Extremely smart people dedicated to the field of machine learning have made tools that are not only better, but far more accessible than they have been in the past. We don’t have anyone at the Brooklyn Museum who’s an expert in machine learning, but because of the improvements in machine learning tools, we don’t have to be. If you’ve been following our series of blog posts you’ll remember we talked previously about the accuracy issues we’ve had with iBeacons and the problems that poses for us—primarily that decreased accuracy in iBeacon results means delayed response times to visitor questions. Since providing a seamless, personal, educational, and ultimately extremely rewarding experience is the foundation of what ASK Brooklyn Museum is built upon, anything we can do to improve the efficiency of the system is a project worth taking on.
One of the tools we’ve leveraged to help us in this goal is called Elasticsearch which is a full text search server. While not strictly just a machine learning tool, it uses many NLP algorithms (which are machine learning based) in its backend to do more intelligent text searching to match similar phrases. This means instead of doing a ‘dumb’ search that has to match exact phrases, we can do more fuzzy style searching that can locate similar phrases. For example, if we have a block of text that has the phrase ‘Where are the noses?,’ if we did a search using the phrase ‘What happened to the noses?,’ the first block of text would be returned near the top of the results.
This particular use case is exactly what we were looking for when we needed to solve a problem with our snippets.
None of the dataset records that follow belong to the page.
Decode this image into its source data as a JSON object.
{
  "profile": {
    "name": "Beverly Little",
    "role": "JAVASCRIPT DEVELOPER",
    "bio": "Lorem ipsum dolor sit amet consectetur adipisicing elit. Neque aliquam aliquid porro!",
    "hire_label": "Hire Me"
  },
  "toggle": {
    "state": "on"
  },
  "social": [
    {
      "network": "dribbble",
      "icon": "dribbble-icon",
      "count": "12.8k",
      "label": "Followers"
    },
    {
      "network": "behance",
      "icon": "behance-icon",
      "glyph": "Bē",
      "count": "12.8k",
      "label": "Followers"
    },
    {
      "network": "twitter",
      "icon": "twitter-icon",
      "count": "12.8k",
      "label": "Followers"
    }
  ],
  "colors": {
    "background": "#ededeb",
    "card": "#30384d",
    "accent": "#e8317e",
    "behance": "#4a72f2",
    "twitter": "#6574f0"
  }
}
We’ve talked about snippets in a previous post, but just to recap snippets are pieces of conversations between visitors and our audience engagement team about works of art in the museum. Due to their usefulness in not just highlighting great conversations, but also in their acting as a sort of knowledge base, snippets have become an integral part of ASK. This means we’d like to create snippets as much as we can to grow this knowledge base and help spread the wisdom gleaned from them. However, over the course of this process it’s easy to accidentally create snippets for the exact same question which clutters the system with duplicates. This is problematic not just for search results but also because all snippets go through a curatorial approval process and seeing the same snippets creates unnecessary extra work for everyone involved.
In addition to solving the problem with duplicates, cleaning up the system means we can much more accurately track the most commonly asked questions. All of this happens as part of a seamless process during snippet creation. When an audience engagement team member begins the snippet creation process, the dashboard automatically queries our Elasticsearch server to look for similar or duplicate snippets. These search results show up next to the snippet editor which makes it easy to quickly find if there are existing duplicates. If a duplicate snippet does exist, the team member simply clicks a “+1” counter next to the snippet. This increments a number attached to the snippet which we can then use for various metrics we track in the system.
Just based on our short time using machine learning tools, it’s clear how powerful the advantages of using these tools are in the here and now. We’ve already talked about how they’re already improving our response times, metrics, and knowledge base, but that may just be the tip of the iceberg. The AI revolution is coming and as tools get more sophisticated yet simpler to use, the question isn’t if you’re going to use it, but when and how?
As the lead developer at the Brooklyn Museum, James helps maintain and grow internal applications, cloud infrastructure, and is currently developing the API behind the Bloomberg Connects project. He previously ran a tech startup in Singapore before joining the museum in early 2013 and has backpacked through Asia during his more adventurous years. He's also an avid gamer and budding game developer/pixel artist.